» **Action item**: Would you reproduce all of the entries exactly?

» **Exercise input**:

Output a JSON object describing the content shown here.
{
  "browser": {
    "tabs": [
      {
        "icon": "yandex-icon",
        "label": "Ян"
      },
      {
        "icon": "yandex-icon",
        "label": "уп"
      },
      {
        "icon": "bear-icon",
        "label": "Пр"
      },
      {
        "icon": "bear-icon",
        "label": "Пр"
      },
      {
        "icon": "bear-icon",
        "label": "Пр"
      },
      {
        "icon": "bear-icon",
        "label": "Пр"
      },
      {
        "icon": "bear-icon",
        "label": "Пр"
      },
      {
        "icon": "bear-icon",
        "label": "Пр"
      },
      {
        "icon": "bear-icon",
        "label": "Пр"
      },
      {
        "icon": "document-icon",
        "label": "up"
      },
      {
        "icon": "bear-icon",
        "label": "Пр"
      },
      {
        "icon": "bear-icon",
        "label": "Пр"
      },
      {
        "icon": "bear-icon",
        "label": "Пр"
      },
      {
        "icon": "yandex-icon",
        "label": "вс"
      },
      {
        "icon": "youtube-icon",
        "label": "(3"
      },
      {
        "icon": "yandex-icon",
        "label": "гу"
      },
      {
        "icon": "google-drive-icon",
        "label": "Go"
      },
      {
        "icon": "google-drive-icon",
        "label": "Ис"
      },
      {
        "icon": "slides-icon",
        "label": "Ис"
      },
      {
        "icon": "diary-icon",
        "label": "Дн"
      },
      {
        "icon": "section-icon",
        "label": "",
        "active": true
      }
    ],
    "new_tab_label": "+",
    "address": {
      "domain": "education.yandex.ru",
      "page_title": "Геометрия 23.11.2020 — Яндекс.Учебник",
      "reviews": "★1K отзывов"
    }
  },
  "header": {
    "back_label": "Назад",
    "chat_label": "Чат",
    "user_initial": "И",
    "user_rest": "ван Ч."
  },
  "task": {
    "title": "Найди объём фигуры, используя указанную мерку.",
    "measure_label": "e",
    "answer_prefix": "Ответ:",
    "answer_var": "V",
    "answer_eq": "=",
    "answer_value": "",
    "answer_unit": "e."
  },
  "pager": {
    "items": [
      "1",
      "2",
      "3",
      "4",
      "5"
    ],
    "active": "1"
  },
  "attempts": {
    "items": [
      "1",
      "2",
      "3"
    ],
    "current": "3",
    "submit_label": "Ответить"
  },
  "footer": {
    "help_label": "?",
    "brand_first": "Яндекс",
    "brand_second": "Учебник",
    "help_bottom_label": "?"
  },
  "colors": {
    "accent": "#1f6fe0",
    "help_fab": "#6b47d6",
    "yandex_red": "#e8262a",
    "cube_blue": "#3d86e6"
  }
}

» **Answer to this task**:
Output a JSON object describing the content shown here.
{
  "browser": {
    "tabs": [
      {
        "icon": "yandex-icon",
        "label": "Ян"
      },
      {
        "icon": "yandex-icon",
        "label": "уп"
      },
      {
        "icon": "bear-icon",
        "label": "Пр"
      },
      {
        "icon": "bear-icon",
        "label": "Пр"
      },
      {
        "icon": "bear-icon",
        "label": "Пр"
      },
      {
        "icon": "bear-icon",
        "label": "Пр"
      },
      {
        "icon": "bear-icon",
        "label": "Пр"
      },
      {
        "icon": "bear-icon",
        "label": "Пр"
      },
      {
        "icon": "bear-icon",
        "label": "Пр"
      },
      {
        "icon": "document-icon",
        "label": "up"
      },
      {
        "icon": "bear-icon",
        "label": "Пр"
      },
      {
        "icon": "bear-icon",
        "label": "Пр"
      },
      {
        "icon": "bear-icon",
        "label": "Пр"
      },
      {
        "icon": "yandex-icon",
        "label": "вс"
      },
      {
        "icon": "youtube-icon",
        "label": "(3"
      },
      {
        "icon": "yandex-icon",
        "label": "гу"
      },
      {
        "icon": "google-drive-icon",
        "label": "Go"
      },
      {
        "icon": "google-drive-icon",
        "label": "Ис"
      },
      {
        "icon": "slides-icon",
        "label": "Ис"
      },
      {
        "icon": "diary-icon",
        "label": "Дн"
      },
      {
        "icon": "section-icon",
        "label": "",
        "active": true
      }
    ],
    "new_tab_label": "+",
    "address": {
      "domain": "education.yandex.ru",
      "page_title": "Геометрия 23.11.2020 — Яндекс.Учебник",
      "reviews": "★1K отзывов"
    }
  },
  "header": {
    "back_label": "Назад",
    "chat_label": "Чат",
    "user_initial": "И",
    "user_rest": "ван Ч."
  },
  "task": {
    "title": "Найди объём фигуры, используя указанную мерку.",
    "measure_label": "e",
    "answer_prefix": "Ответ:",
    "answer_var": "V",
    "answer_eq": "=",
    "answer_value": "",
    "answer_unit": "e."
  },
  "pager": {
    "items": [
      "1",
      "2",
      "3",
      "4",
      "5"
    ],
    "active": "1"
  },
  "attempts": {
    "items": [
      "1",
      "2",
      "3"
    ],
    "current": "3",
    "submit_label": "Ответить"
  },
  "footer": {
    "help_label": "?",
    "brand_first": "Яндекс",
    "brand_second": "Учебник",
    "help_bottom_label": "?"
  },
  "colors": {
    "accent": "#1f6fe0",
    "help_fab": "#6b47d6",
    "yandex_red": "#e8262a",
    "cube_blue": "#3d86e6"
  }
}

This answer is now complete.